A few years ago I was at a family barbeque. Irish Catholic families are big and everyone was there: my little cousins playing in the garden, my fat uncle flipping burnt beef burgers and sausages on the grill, my grandmother sipping sherry outside in the sunshine. I sat beside her, put my arm around her and asked if she remembered anything like this when she was my age. Of course I knew her childhood had been very different from mine; she carries the weight of it around with her, something typical of the older generation of Northern Ireland. This was just one of the many occasions on which she would tell me about how oppressed ‘we’ were, about the atrocities committed against ‘us’ by the British and the Loyalist Protestants. She doesn’t even try to disguise the hate: she wears it like a second skin.
An hour later I was being driven across town to a Protestant area to help my best friend fundraising for the renovation of her Baptist Church. I’d lied to my family, telling them that I was going to a birthday party. Feeling like a traitor to both sides by refusing to stick to one or the other, it was only afterwards that I realised how fundamentally wrong it is to demand people choose a side, to allow no alternative. Because by creating an ‘us and them’ mentality, by each side defining themselves as the victim and then hiding behind this –using it as an excuse, we polarise ourselves. We separate ourselves further.
Yes, we reached ‘peace’ with the Good Friday Agreement but it focused on the politics more than the ordinary people. It didn’t diffuse into the culture, and still today we have the ‘Peace Walls’ which divide the capital, Belfast, into different areas where even the street curbs are painted the colours of the Irish or the British flags: either green, white and orange if it’s Catholic or red, white and blue if it’s Protestant. As children we are raised to believe that politics and religion combine to create one force and we see this manifest in the physical separation of people. Separate shops, separate post-codes, but most importantly separate schools.
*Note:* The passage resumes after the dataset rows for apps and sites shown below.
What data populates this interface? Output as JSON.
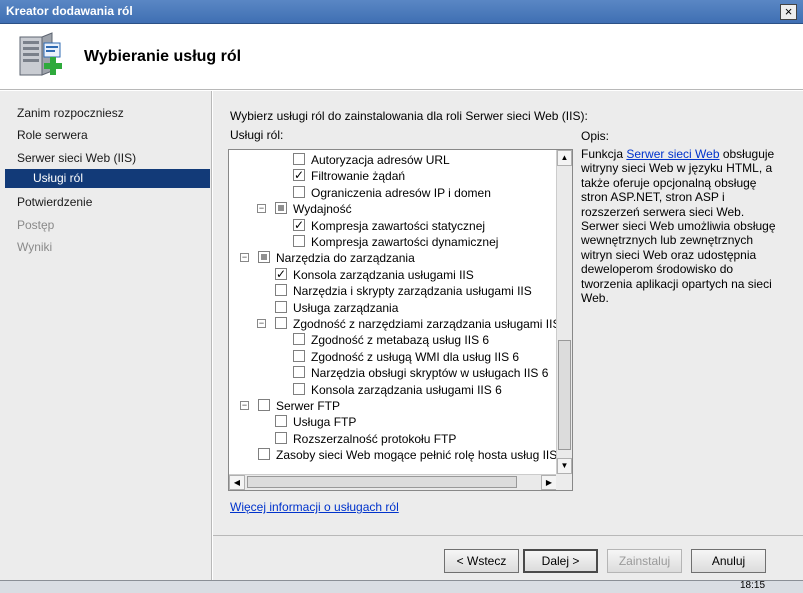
{
  "window": {
    "title": "Kreator dodawania ról",
    "close_glyph": "×"
  },
  "header": {
    "title": "Wybieranie usług ról"
  },
  "nav": {
    "items": [
      {
        "label": "Zanim rozpoczniesz",
        "state": "normal"
      },
      {
        "label": "Role serwera",
        "state": "normal"
      },
      {
        "label": "Serwer sieci Web (IIS)",
        "state": "normal"
      },
      {
        "label": "Usługi ról",
        "state": "selected"
      },
      {
        "label": "Potwierdzenie",
        "state": "normal"
      },
      {
        "label": "Postęp",
        "state": "disabled"
      },
      {
        "label": "Wyniki",
        "state": "disabled"
      }
    ]
  },
  "main": {
    "instruction": "Wybierz usługi ról do zainstalowania dla roli Serwer sieci Web (IIS):",
    "roles_label": "Usługi ról:",
    "description_label": "Opis:",
    "description_link": "Serwer sieci Web",
    "description_prefix": "Funkcja ",
    "description_text": " obsługuje witryny sieci Web w języku HTML, a także oferuje opcjonalną obsługę stron ASP.NET, stron ASP i rozszerzeń serwera sieci Web. Serwer sieci Web umożliwia obsługę wewnętrznych lub zewnętrznych witryn sieci Web oraz udostępnia deweloperom środowisko do tworzenia aplikacji opartych na sieci Web.",
    "more_info_link": "Więcej informacji o usługach ról"
  },
  "tree": [
    {
      "label": "Autoryzacja adresów URL",
      "level": 3,
      "check": "unchecked",
      "expander": ""
    },
    {
      "label": "Filtrowanie żądań",
      "level": 3,
      "check": "checked",
      "expander": ""
    },
    {
      "label": "Ograniczenia adresów IP i domen",
      "level": 3,
      "check": "unchecked",
      "expander": ""
    },
    {
      "label": "Wydajność",
      "level": 2,
      "check": "partial",
      "expander": "−"
    },
    {
      "label": "Kompresja zawartości statycznej",
      "level": 3,
      "check": "checked",
      "expander": ""
    },
    {
      "label": "Kompresja zawartości dynamicznej",
      "level": 3,
      "check": "unchecked",
      "expander": ""
    },
    {
      "label": "Narzędzia do zarządzania",
      "level": 1,
      "check": "partial",
      "expander": "−"
    },
    {
      "label": "Konsola zarządzania usługami IIS",
      "level": 2,
      "check": "checked",
      "expander": ""
    },
    {
      "label": "Narzędzia i skrypty zarządzania usługami IIS",
      "level": 2,
      "check": "unchecked",
      "expander": ""
    },
    {
      "label": "Usługa zarządzania",
      "level": 2,
      "check": "unchecked",
      "expander": ""
    },
    {
      "label": "Zgodność z narzędziami zarządzania usługami IIS w w",
      "level": 2,
      "check": "unchecked",
      "expander": "−"
    },
    {
      "label": "Zgodność z metabazą usług IIS 6",
      "level": 3,
      "check": "unchecked",
      "expander": ""
    },
    {
      "label": "Zgodność z usługą WMI dla usług IIS 6",
      "level": 3,
      "check": "unchecked",
      "expander": ""
    },
    {
      "label": "Narzędzia obsługi skryptów w usługach IIS 6",
      "level": 3,
      "check": "unchecked",
      "expander": ""
    },
    {
      "label": "Konsola zarządzania usługami IIS 6",
      "level": 3,
      "check": "unchecked",
      "expander": ""
    },
    {
      "label": "Serwer FTP",
      "level": 1,
      "check": "unchecked",
      "expander": "−"
    },
    {
      "label": "Usługa FTP",
      "level": 2,
      "check": "unchecked",
      "expander": ""
    },
    {
      "label": "Rozszerzalność protokołu FTP",
      "level": 2,
      "check": "unchecked",
      "expander": ""
    },
    {
      "label": "Zasoby sieci Web mogące pełnić rolę hosta usług IIS",
      "level": 1,
      "check": "unchecked",
      "expander": ""
    }
  ],
  "buttons": {
    "back": "< Wstecz",
    "next": "Dalej >",
    "install": "Zainstaluj",
    "cancel": "Anuluj"
  },
  "taskbar": {
    "clock": "18:15"
  },
  "colors": {
    "title_bar": "#3f6fb3",
    "nav_selected": "#123a78",
    "link": "#0033cc",
    "panel_bg": "#ececec"
  }
}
Despite the demand (when questioned, 82% of parents wanted integrated schooling), only 5% of children actually attend schools where both Catholics and Protestants are present. Why? -Because the schools themselves are run by minorities of sectarians who favour segregation. The few integrated schools which we do have are vastly over-subscribed. This leaves the other 95% of the population to fear and hate ‘the other side’. If you only live within your own closed community, if some of your best friends aren’t of the other religion, if you don’t see them every day in class and copy homework off them or swap jewellery or flirt or fight or interact with them as individuals then of course you can get sucked in by your grandmothers horror stories from the past. Of course you see everything in black and white.
The recent killing of two British Army soldiers stationed in Co. Armagh and a Catholic police officer by the Continuity Irish Republican Army (IRA) and the Real IRA respectively, have been met with shock by most. The Peace Process in N.I. is hailed as one of the best success stories of conflict resolution. However without educating the young, how can we ever hope for reconciliation? The politicians might sit together in government, the population remains divided. But I do not believe all is lost, or that we will slide back into the Troubles: even my grandmother agrees that peace is what’s best. These attacks have been condemned by both sides, politically and publically (as seen in the mass Vigils that were held for the dead). It is the younger generation who are now starting to put the old hatred into action again. Those who remember the Troubles don’t want to go back to that. Only if we start to bring in measures such as integrated schools, only if we bring down the Peace Walls, only if we stop spending £1.5billion on keeping the two communities segregated, only then shall Northern Ireland truly know peace.
– United World College Student Magazine –